XSLT is a programming language, expressed using XML syntax. This is not for the benefit of the computer, but rather for human interpretation. Before the stylesheet can be processed, it must be converted into some internal machine-readable format. This process should sound familiar, because it is the same process used for every high-level programming language. You, the programmer, work in terms of the high-level language, and an interpreter or compiler converts this language into some machine format that can be executed by the computer.
Interpreters analyze source code and translate it into machine code with each execution. In this case of XSLT, this requires that the stylesheet be read into memory using an XML parser, translated into machine format, and then applied to your XML data. Performance is the obvious problem, particularly when you consider that stylesheets rarely change. Typically, the stylesheets are defined early on in the development process and remain static, while XML data is generated dynamically with each client request.

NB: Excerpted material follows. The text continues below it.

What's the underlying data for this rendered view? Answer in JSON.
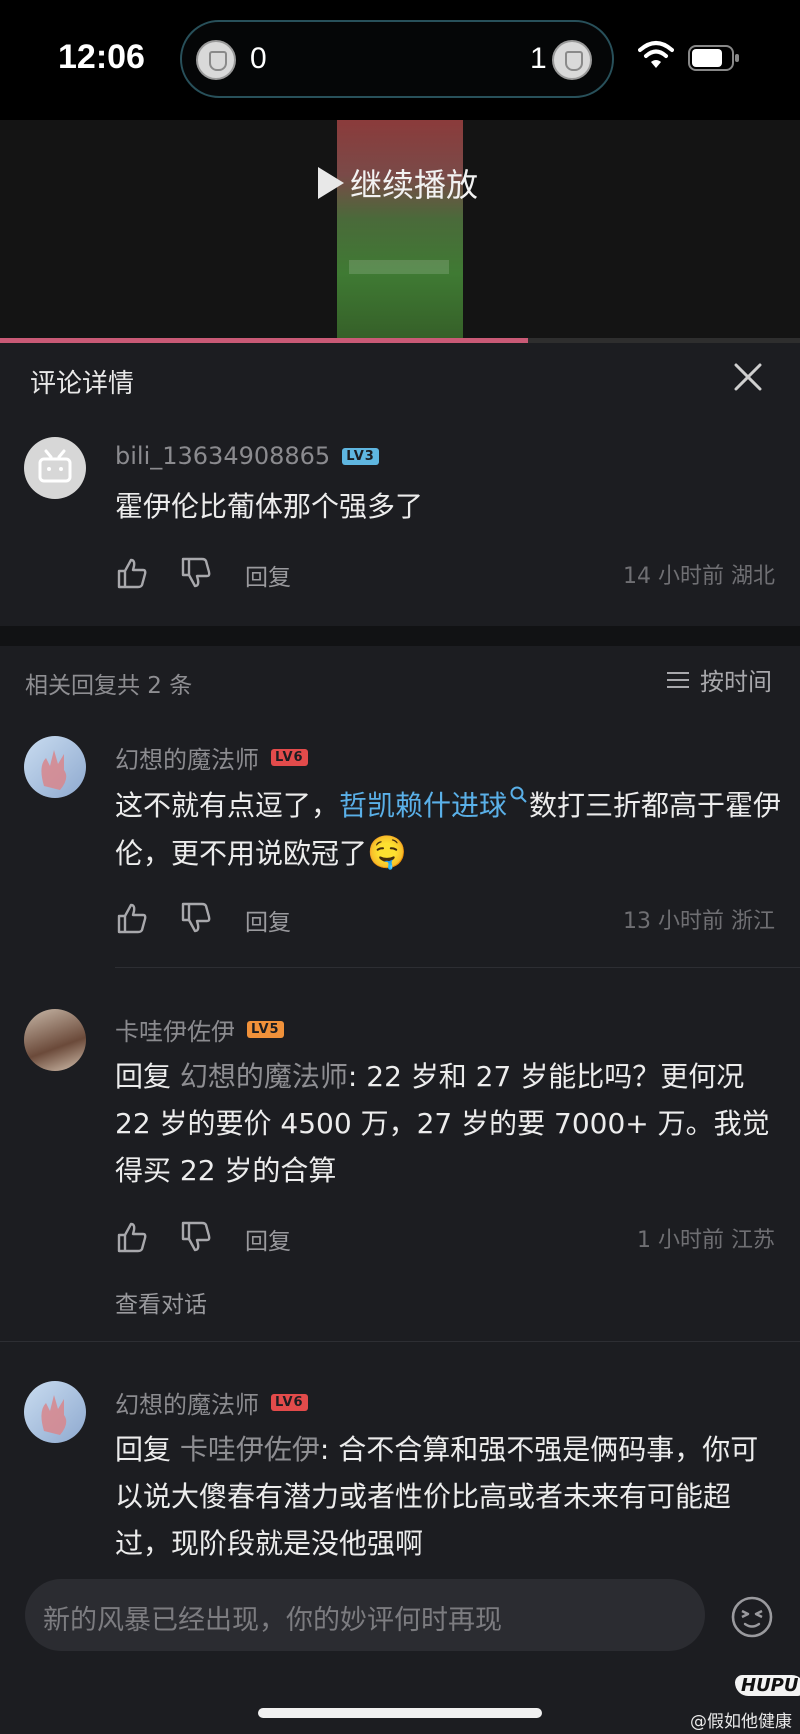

A better approach is to parse the XSLT stylesheet into memory once, compile it to machine-format, and then preserve that machine representation in memory for repeated use. This is called stylesheet compilation and is no different in concept than the compilation of any programming language.
XSLT processors implement stylesheet compilation differently, so JAXP